▶ WORK ITEM
In the data below, how many lines include the word "icon"? Give only the number.

######

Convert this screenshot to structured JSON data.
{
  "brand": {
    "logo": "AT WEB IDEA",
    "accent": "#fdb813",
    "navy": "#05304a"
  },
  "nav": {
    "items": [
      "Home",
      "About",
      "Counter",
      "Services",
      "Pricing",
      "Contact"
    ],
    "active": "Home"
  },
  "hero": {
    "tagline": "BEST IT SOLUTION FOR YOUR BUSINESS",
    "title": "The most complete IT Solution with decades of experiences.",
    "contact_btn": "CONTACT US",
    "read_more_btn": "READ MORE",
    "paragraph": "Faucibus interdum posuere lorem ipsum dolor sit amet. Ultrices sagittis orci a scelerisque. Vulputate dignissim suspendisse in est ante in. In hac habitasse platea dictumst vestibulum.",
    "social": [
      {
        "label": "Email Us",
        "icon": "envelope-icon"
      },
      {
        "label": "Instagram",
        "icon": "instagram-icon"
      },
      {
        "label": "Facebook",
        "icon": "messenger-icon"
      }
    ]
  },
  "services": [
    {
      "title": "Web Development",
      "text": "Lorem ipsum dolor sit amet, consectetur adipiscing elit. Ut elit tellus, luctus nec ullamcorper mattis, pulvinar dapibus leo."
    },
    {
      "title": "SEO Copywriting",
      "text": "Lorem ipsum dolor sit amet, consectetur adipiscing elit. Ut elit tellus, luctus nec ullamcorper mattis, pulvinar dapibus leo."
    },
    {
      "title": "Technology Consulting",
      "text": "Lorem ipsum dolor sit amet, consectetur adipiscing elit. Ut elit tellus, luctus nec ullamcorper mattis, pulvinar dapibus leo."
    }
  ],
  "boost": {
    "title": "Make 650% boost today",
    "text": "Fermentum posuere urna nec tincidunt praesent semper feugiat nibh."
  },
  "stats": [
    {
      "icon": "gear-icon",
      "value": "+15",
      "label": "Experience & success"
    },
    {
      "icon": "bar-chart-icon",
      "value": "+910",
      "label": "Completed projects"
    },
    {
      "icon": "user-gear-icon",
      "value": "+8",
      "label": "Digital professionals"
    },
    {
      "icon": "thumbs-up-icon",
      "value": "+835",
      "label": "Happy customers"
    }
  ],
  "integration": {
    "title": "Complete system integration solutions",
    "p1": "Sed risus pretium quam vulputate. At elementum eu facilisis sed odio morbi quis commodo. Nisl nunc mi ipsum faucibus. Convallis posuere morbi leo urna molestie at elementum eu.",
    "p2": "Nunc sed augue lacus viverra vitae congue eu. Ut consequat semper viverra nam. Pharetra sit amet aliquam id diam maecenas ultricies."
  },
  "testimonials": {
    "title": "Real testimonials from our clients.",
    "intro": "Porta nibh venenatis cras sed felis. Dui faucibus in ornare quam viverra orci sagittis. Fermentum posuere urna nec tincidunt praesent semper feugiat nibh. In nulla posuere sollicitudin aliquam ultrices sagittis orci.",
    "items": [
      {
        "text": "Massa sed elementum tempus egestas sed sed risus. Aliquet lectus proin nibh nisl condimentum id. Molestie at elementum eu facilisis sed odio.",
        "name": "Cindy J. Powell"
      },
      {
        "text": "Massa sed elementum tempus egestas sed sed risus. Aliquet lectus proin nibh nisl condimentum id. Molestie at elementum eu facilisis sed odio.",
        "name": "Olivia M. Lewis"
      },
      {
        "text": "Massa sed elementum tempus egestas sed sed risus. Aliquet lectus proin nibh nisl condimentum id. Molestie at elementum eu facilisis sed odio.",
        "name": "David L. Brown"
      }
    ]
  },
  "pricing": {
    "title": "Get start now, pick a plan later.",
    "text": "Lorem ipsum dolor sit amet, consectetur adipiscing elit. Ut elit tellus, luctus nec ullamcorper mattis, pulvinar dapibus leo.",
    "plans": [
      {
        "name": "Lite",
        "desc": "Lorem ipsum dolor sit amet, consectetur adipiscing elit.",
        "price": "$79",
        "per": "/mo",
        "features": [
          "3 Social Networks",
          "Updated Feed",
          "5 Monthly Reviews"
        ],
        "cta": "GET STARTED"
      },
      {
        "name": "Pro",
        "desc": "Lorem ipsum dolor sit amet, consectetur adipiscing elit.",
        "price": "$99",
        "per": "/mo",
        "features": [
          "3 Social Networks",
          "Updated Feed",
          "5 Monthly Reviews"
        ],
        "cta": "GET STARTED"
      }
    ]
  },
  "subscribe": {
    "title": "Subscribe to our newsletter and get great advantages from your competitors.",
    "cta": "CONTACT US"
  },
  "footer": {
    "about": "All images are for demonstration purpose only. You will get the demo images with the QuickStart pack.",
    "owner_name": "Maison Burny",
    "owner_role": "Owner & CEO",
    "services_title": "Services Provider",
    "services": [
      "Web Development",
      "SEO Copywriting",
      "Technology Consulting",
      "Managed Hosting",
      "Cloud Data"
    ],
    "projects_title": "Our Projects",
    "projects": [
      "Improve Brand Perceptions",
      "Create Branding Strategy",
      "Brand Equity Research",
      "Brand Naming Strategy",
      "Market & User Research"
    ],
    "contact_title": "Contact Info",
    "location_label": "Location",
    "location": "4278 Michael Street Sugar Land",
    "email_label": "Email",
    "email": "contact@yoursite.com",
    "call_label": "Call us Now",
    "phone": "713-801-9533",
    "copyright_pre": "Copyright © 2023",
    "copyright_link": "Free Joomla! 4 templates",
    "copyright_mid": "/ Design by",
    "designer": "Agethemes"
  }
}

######

▶ THE ANSWER
7